U.S. monetary policy has gone through three distinct phases since 2008. We may be about to begin the fourth.
I would characterize the period from February 2008 through March of 2009 as the first phase of recent U.S. monetary policy. During this period, the Fed was concerned about the possibility of a full-fledged financial panic, in which no one is sure which financial institutions are going to fail next and as a result nobody is willing to lend to anyone for any purpose. The Fed sought to fulfill its traditional mission of being the lender of last resort, which it implemented through a series of new initiatives summarized in Figure 1 below. The most important of these were currency swaps, the Commercial Paper Funding Facility, and the Term Auction Facility. The Fed also acquired some problematic assets through the Bear Stearns and AIG bailouts, which it has been gradually selling and writing off.
By March of 2009, the threat of financial panic had subsided, but the economy was still in terrible shape.

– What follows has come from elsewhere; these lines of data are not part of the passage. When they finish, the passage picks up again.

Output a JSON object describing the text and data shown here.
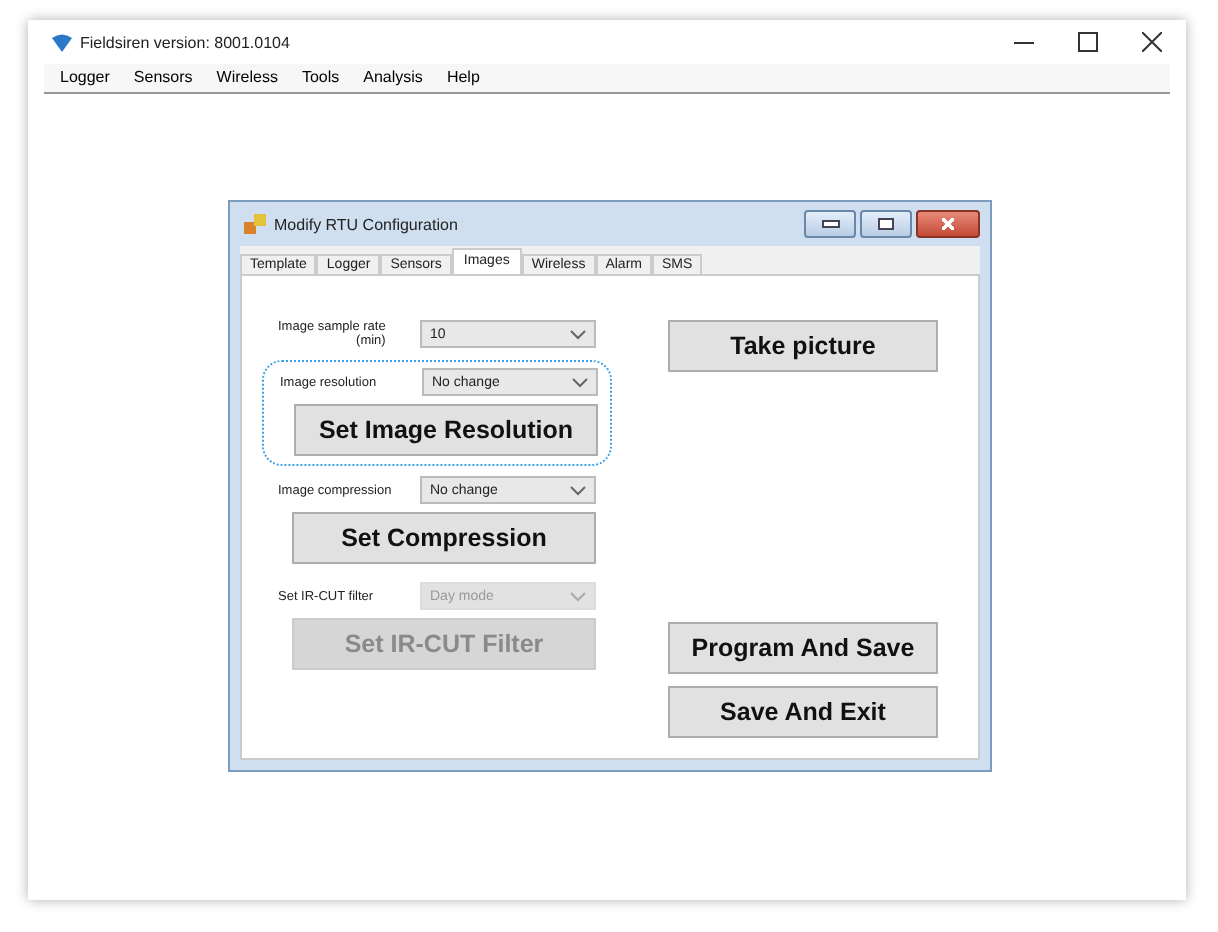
{
  "window": {
    "title": "Fieldsiren version: 8001.0104"
  },
  "menu": [
    "Logger",
    "Sensors",
    "Wireless",
    "Tools",
    "Analysis",
    "Help"
  ],
  "dialog": {
    "title": "Modify RTU Configuration",
    "tabs": [
      {
        "label": "Template",
        "selected": false
      },
      {
        "label": "Logger",
        "selected": false
      },
      {
        "label": "Sensors",
        "selected": false
      },
      {
        "label": "Images",
        "selected": true
      },
      {
        "label": "Wireless",
        "selected": false
      },
      {
        "label": "Alarm",
        "selected": false
      },
      {
        "label": "SMS",
        "selected": false
      }
    ],
    "settings": [
      {
        "label": "Image sample rate\n(min)",
        "value": "10",
        "disabled": false,
        "highlighted": false
      },
      {
        "label": "Image resolution",
        "value": "No change",
        "disabled": false,
        "highlighted": true,
        "button": "Set Image Resolution"
      },
      {
        "label": "Image compression",
        "value": "No change",
        "disabled": false,
        "highlighted": false,
        "button": "Set Compression"
      },
      {
        "label": "Set IR-CUT filter",
        "value": "Day mode",
        "disabled": true,
        "highlighted": false,
        "button": "Set IR-CUT Filter"
      }
    ],
    "top_buttons": [
      "Take picture"
    ],
    "bottom_buttons": [
      "Program And Save",
      "Save And Exit"
    ]
  }
}
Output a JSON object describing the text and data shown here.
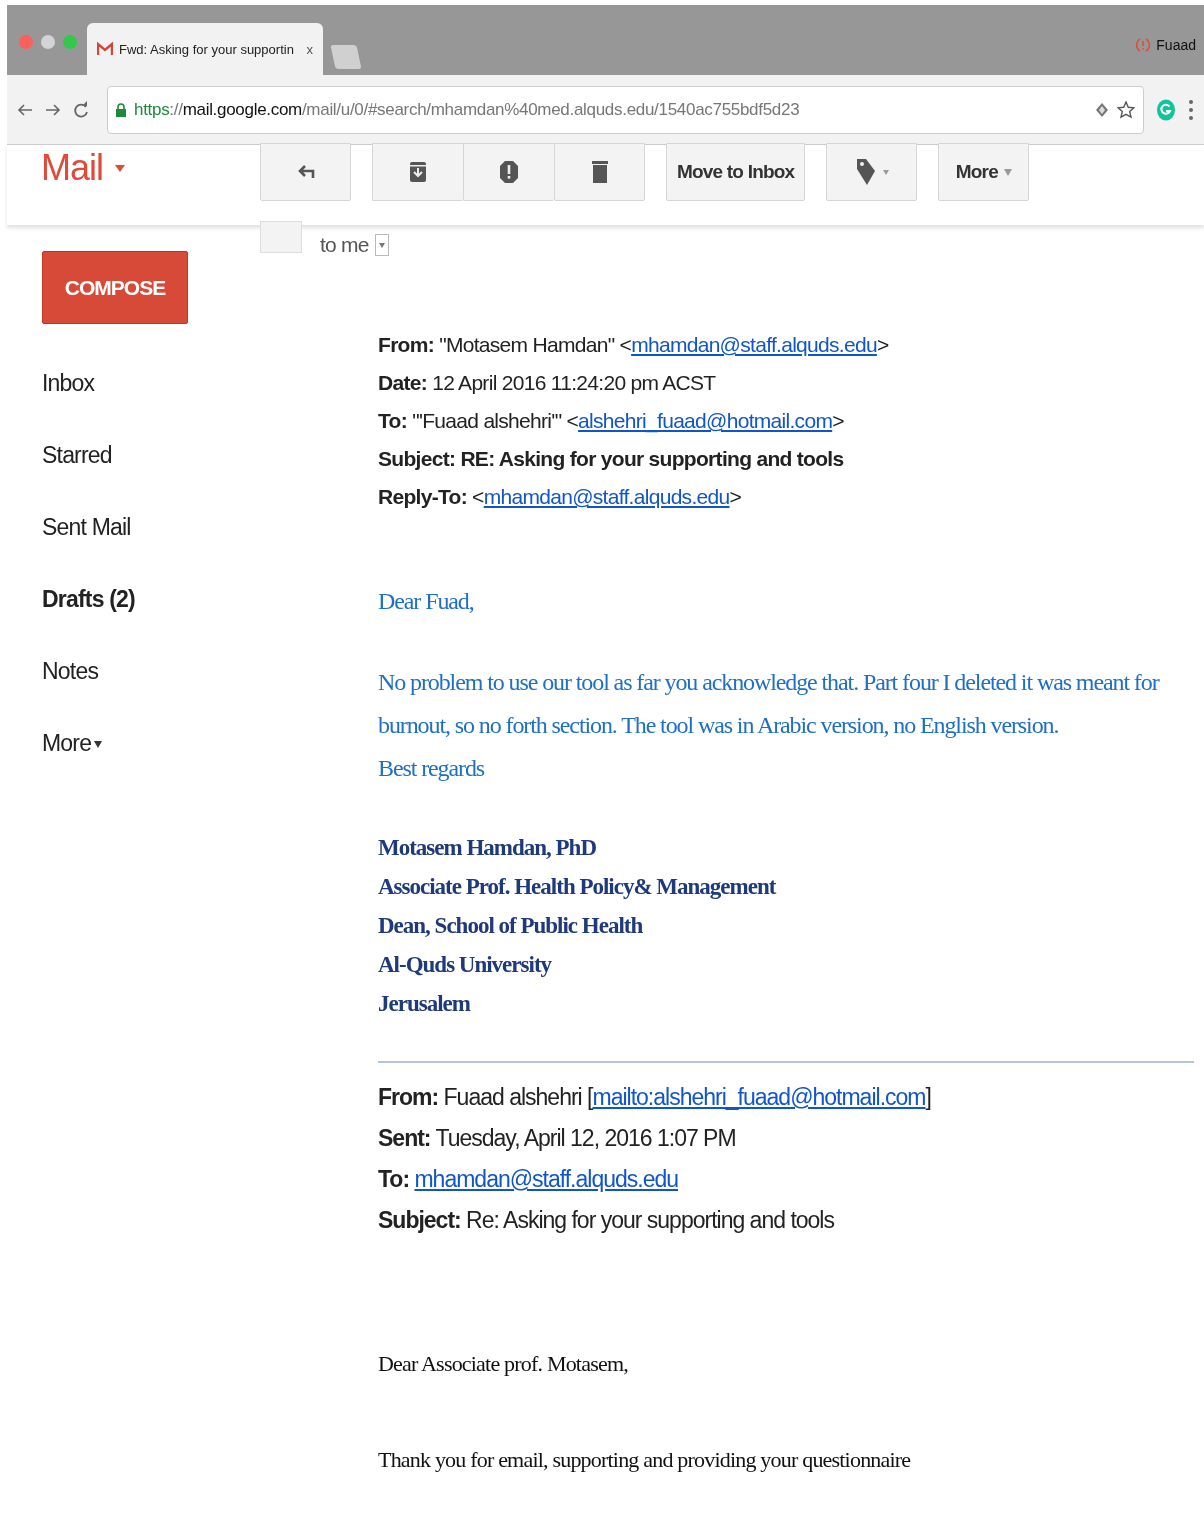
{
  "browser": {
    "tab_title": "Fwd: Asking for your supportin",
    "tab_close": "x",
    "url": {
      "scheme": "https",
      "separator": "://",
      "host": "mail.google.com",
      "path": "/mail/u/0/#search/mhamdan%40med.alquds.edu/1540ac755bdf5d23"
    },
    "profile": "Fuaad"
  },
  "gmail": {
    "logo": "Mail",
    "toolbar": [
      {
        "kind": "reply"
      },
      {
        "kind": "archive"
      },
      {
        "kind": "spam"
      },
      {
        "kind": "delete"
      },
      {
        "kind": "text",
        "label": "Move to Inbox"
      },
      {
        "kind": "labels"
      },
      {
        "kind": "menu",
        "label": "More"
      }
    ],
    "compose": "COMPOSE",
    "nav": [
      {
        "label": "Inbox",
        "bold": false,
        "kind": "item"
      },
      {
        "label": "Starred",
        "bold": false,
        "kind": "item"
      },
      {
        "label": "Sent Mail",
        "bold": false,
        "kind": "item"
      },
      {
        "label": "Drafts (2)",
        "bold": true,
        "kind": "item"
      },
      {
        "label": "Notes",
        "bold": false,
        "kind": "item"
      },
      {
        "label": "More",
        "bold": false,
        "kind": "menu"
      }
    ]
  },
  "message": {
    "recipient": "to me",
    "headers": [
      {
        "label": "From:",
        "value": "\"Motasem Hamdan\" <",
        "link": "mhamdan@staff.alquds.edu",
        "after": ">",
        "bold": false
      },
      {
        "label": "Date:",
        "value": "12 April 2016 11:24:20 pm ACST",
        "bold": false
      },
      {
        "label": "To:",
        "value": "\"'Fuaad alshehri'\" <",
        "link": "alshehri_fuaad@hotmail.com",
        "after": ">",
        "bold": false
      },
      {
        "label": "Subject:",
        "value": "RE: Asking for your supporting and tools",
        "bold": true
      },
      {
        "label": "Reply-To:",
        "value": "<",
        "link": "mhamdan@staff.alquds.edu",
        "after": ">",
        "bold": false
      }
    ],
    "greeting": "Dear Fuad,",
    "paragraph": "No problem to use our tool as far you acknowledge that. Part four I deleted it was meant for burnout, so no forth section. The tool was in Arabic version, no English version.",
    "closing": "Best regards",
    "signature": [
      "Motasem Hamdan, PhD",
      "Associate Prof. Health Policy& Management",
      "Dean, School of Public Health",
      "Al-Quds University",
      "Jerusalem"
    ],
    "quoted_headers": [
      {
        "label": "From:",
        "value": "Fuaad alshehri [",
        "link": "mailto:alshehri_fuaad@hotmail.com",
        "after": "]"
      },
      {
        "label": "Sent:",
        "value": "Tuesday, April 12, 2016 1:07 PM"
      },
      {
        "label": "To:",
        "link": "mhamdan@staff.alquds.edu"
      },
      {
        "label": "Subject:",
        "value": "Re: Asking for your supporting and tools"
      }
    ],
    "quoted_greeting": "Dear Associate prof. Motasem,",
    "quoted_line": "Thank you for email, supporting and providing your questionnaire"
  }
}
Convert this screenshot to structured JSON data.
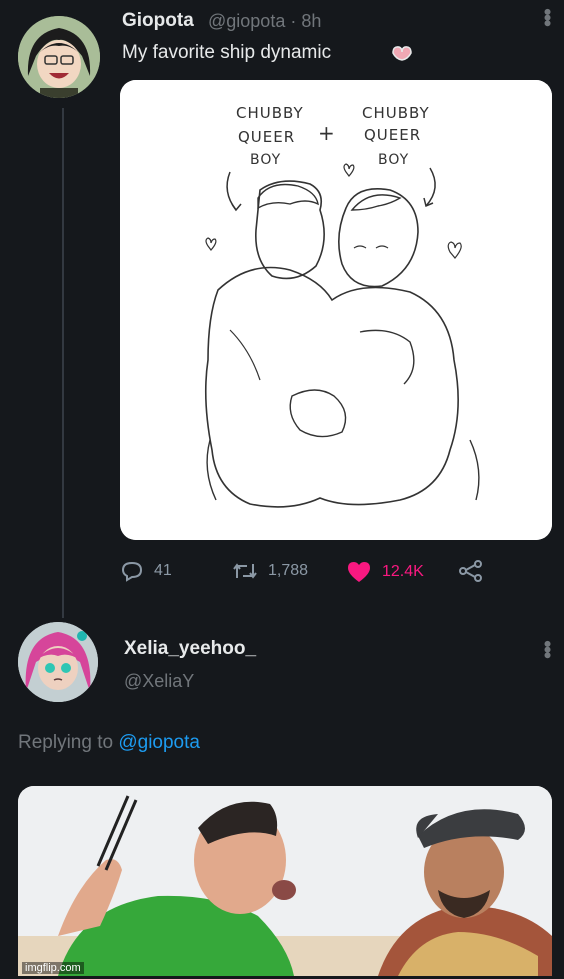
{
  "tweet": {
    "display_name": "Giopota",
    "handle_and_time": "@giopota · 8h",
    "text": "My favorite ship dynamic",
    "text_emoji_icon": "heart-hands-icon",
    "image_text": {
      "left_line1": "CHUBBY",
      "left_line2": "QUEER",
      "left_line3": "BOY",
      "plus": "+",
      "right_line1": "CHUBBY",
      "right_line2": "QUEER",
      "right_line3": "BOY"
    },
    "actions": {
      "reply_count": "41",
      "retweet_count": "1,788",
      "like_count": "12.4K",
      "icons": [
        "reply-icon",
        "retweet-icon",
        "heart-icon",
        "share-icon"
      ],
      "like_color": "#f91880"
    }
  },
  "reply": {
    "display_name": "Xelia_yeehoo_",
    "handle": "@XeliaY",
    "replying_prefix": "Replying to",
    "replying_mention": "@giopota",
    "mention_color": "#1d9bf0"
  },
  "watermark": "imgflip.com"
}
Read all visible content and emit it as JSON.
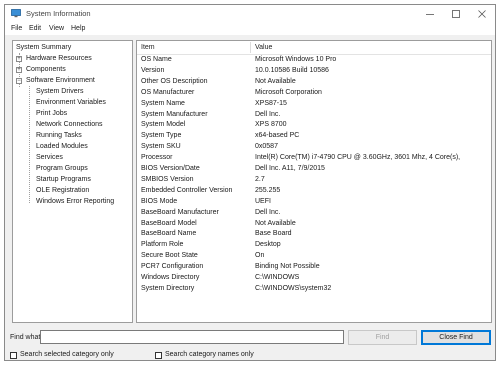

As the emergency lending programs were gradually unwound and closed, the Fed sought to maintain some stimulus by replacing these with purchases of mortgage-backed securities, agency debt, and long-term U.S. Treasury debt. The graph below displays total Fed assets, and shows that the net effect of Phase 2 was to maintain total assets at a fairly steady level through 2009 and most of 2010, even as the emergency lending was phased out. This second phase was often referred to in the financial press as an initial round of quantitative easing, or QE1.
A third phase, popularly dubbed QE2, began in November 2010, as the Fed decided to expand its balance sheet further with additional Treasury purchases. This ended in June of this year, since which total Fed assets have plateaued at a level triple that in the start of 2007.
At the very last data point on each of the above figures (the December 14 totals), the eagle-eyed reader will detect a sharp but significant blip up. This can be seen more clearly in the following graph that focuses on just the last 9 months.
The biggest component in last week’s jump in Fed assets was currency swaps. These had been under $2.5 billion since June of 2010 but spiked to $54 billion in the most recent week. That’s still a far cry from the $583 billion in swaps in December 2008, but indicates that the Fed has started to make a significant volume of dollar loans to foreign central banks, which dollars the foreign central banks in turn are lending to private banks. One indication of the strains on interbank Eurodollar lending that this is intended to address is the spread between 3-month LIBOR yields and 3-month U.S. Treasuries. This has continued to climb, though it remains far below levels seen in 2008.
Another measure of financial stress is the spread between the 3-month Euribor and overnight EONIA rates.
Zero Hedge also noted an unusual $31 billion surge in Fed MBS purchases last week. This only brings the level of these back up to values in October, but it doesn’t seem to fit the recent pattern of MBS buying. That same article also infers that there was an unusual $2.5 billion one-day loan through the Fed’s discount window on December 13.
Phase 4, then, could turn out to be a return to emergency lending as the Fed tries to contain collateral damage from the unfolding European drama.
This post originally appeared at Econbrowser and is posted with permission.